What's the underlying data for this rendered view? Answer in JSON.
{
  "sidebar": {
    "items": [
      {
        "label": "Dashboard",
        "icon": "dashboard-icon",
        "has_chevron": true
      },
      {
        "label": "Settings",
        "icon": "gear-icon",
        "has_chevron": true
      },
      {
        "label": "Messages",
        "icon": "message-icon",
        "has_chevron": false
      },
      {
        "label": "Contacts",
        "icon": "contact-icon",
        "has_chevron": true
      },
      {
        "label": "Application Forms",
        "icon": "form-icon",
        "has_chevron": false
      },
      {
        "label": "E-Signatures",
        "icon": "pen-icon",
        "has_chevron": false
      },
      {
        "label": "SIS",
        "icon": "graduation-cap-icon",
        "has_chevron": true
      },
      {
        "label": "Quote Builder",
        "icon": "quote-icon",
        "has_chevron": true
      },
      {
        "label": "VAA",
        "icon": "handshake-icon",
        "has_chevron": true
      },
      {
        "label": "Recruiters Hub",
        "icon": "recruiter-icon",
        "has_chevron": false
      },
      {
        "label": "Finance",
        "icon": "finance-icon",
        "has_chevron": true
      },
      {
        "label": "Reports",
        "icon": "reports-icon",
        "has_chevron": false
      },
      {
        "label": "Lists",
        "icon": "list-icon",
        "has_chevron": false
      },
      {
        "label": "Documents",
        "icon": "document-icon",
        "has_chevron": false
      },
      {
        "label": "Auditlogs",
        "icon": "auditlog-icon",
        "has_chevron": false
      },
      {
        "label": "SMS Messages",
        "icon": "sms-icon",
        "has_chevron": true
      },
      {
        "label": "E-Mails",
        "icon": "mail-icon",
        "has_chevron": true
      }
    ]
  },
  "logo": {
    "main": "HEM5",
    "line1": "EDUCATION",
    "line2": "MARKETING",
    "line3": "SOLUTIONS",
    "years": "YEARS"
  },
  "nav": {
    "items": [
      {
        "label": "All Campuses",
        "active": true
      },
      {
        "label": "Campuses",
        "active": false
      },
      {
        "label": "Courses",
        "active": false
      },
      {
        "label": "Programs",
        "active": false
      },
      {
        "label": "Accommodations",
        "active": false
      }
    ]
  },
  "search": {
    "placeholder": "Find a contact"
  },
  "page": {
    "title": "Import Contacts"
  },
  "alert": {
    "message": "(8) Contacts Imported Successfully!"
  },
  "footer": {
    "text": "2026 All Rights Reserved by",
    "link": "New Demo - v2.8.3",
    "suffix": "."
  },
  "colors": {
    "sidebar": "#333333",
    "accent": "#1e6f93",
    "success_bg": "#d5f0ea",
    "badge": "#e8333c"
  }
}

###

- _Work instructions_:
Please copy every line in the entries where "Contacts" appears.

- _Response to the exercise_:
        "label": "Contacts",
    "title": "Import Contacts"
    "message": "(8) Contacts Imported Successfully!"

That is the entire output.